#### AVAILABLE DATA
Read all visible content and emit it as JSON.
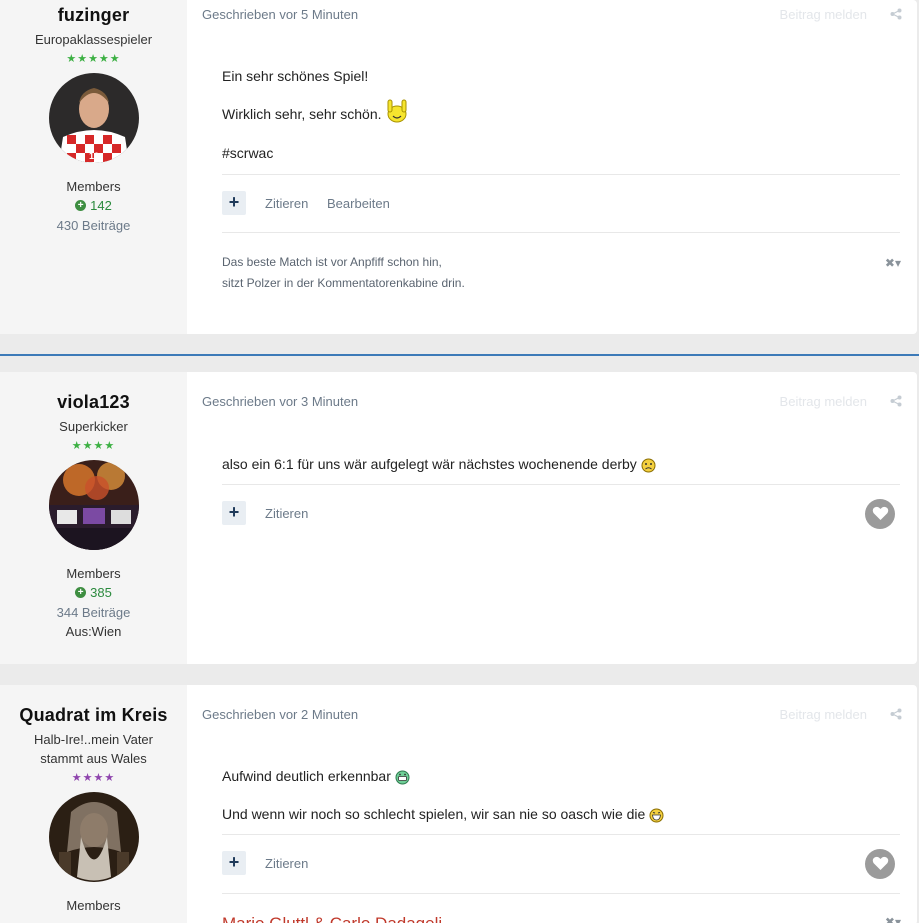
{
  "common": {
    "report_label": "Beitrag melden",
    "quote_label": "Zitieren",
    "edit_label": "Bearbeiten",
    "plus_symbol": "+",
    "group_label": "Members",
    "rep_symbol": "+",
    "sig_ctrl": "✖▾"
  },
  "posts": [
    {
      "author": {
        "name": "fuzinger",
        "title": "Europaklassespieler",
        "stars": "★★★★★",
        "star_color": "#3cb043",
        "reputation": "142",
        "posts_count": "430 Beiträge"
      },
      "time": "Geschrieben vor 5 Minuten",
      "lines": [
        "Ein sehr schönes Spiel!",
        "Wirklich sehr, sehr schön.",
        "#scrwac"
      ],
      "signature": [
        "Das beste Match ist vor Anpfiff schon hin,",
        "sitzt Polzer in der Kommentatorenkabine drin."
      ]
    },
    {
      "author": {
        "name": "viola123",
        "title": "Superkicker",
        "stars": "★★★★",
        "star_color": "#3cb043",
        "reputation": "385",
        "posts_count": "344 Beiträge",
        "location": "Aus:Wien"
      },
      "time": "Geschrieben vor 3 Minuten",
      "lines": [
        "also ein 6:1 für uns wär aufgelegt wär nächstes wochenende derby"
      ]
    },
    {
      "author": {
        "name": "Quadrat im Kreis",
        "title": "Halb-Ire!..mein Vater stammt aus Wales",
        "stars": "★★★★",
        "star_color": "#8e44ad"
      },
      "time": "Geschrieben vor 2 Minuten",
      "lines": [
        "Aufwind deutlich erkennbar",
        "Und wenn wir noch so schlecht spielen, wir san nie so oasch wie die"
      ],
      "signature": [
        "Mario Gluttl & Carlo Dadaqelj"
      ],
      "signature_color": "#c0392b"
    }
  ]
}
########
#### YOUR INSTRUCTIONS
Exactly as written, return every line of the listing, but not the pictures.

#### RESPONSE
Read all visible content and emit it as JSON.
{
  "common": {
    "report_label": "Beitrag melden",
    "quote_label": "Zitieren",
    "edit_label": "Bearbeiten",
    "plus_symbol": "+",
    "group_label": "Members",
    "rep_symbol": "+",
    "sig_ctrl": "✖▾"
  },
  "posts": [
    {
      "author": {
        "name": "fuzinger",
        "title": "Europaklassespieler",
        "stars": "★★★★★",
        "star_color": "#3cb043",
        "reputation": "142",
        "posts_count": "430 Beiträge"
      },
      "time": "Geschrieben vor 5 Minuten",
      "lines": [
        "Ein sehr schönes Spiel!",
        "Wirklich sehr, sehr schön.",
        "#scrwac"
      ],
      "signature": [
        "Das beste Match ist vor Anpfiff schon hin,",
        "sitzt Polzer in der Kommentatorenkabine drin."
      ]
    },
    {
      "author": {
        "name": "viola123",
        "title": "Superkicker",
        "stars": "★★★★",
        "star_color": "#3cb043",
        "reputation": "385",
        "posts_count": "344 Beiträge",
        "location": "Aus:Wien"
      },
      "time": "Geschrieben vor 3 Minuten",
      "lines": [
        "also ein 6:1 für uns wär aufgelegt wär nächstes wochenende derby"
      ]
    },
    {
      "author": {
        "name": "Quadrat im Kreis",
        "title": "Halb-Ire!..mein Vater stammt aus Wales",
        "stars": "★★★★",
        "star_color": "#8e44ad"
      },
      "time": "Geschrieben vor 2 Minuten",
      "lines": [
        "Aufwind deutlich erkennbar",
        "Und wenn wir noch so schlecht spielen, wir san nie so oasch wie die"
      ],
      "signature": [
        "Mario Gluttl & Carlo Dadaqelj"
      ],
      "signature_color": "#c0392b"
    }
  ]
}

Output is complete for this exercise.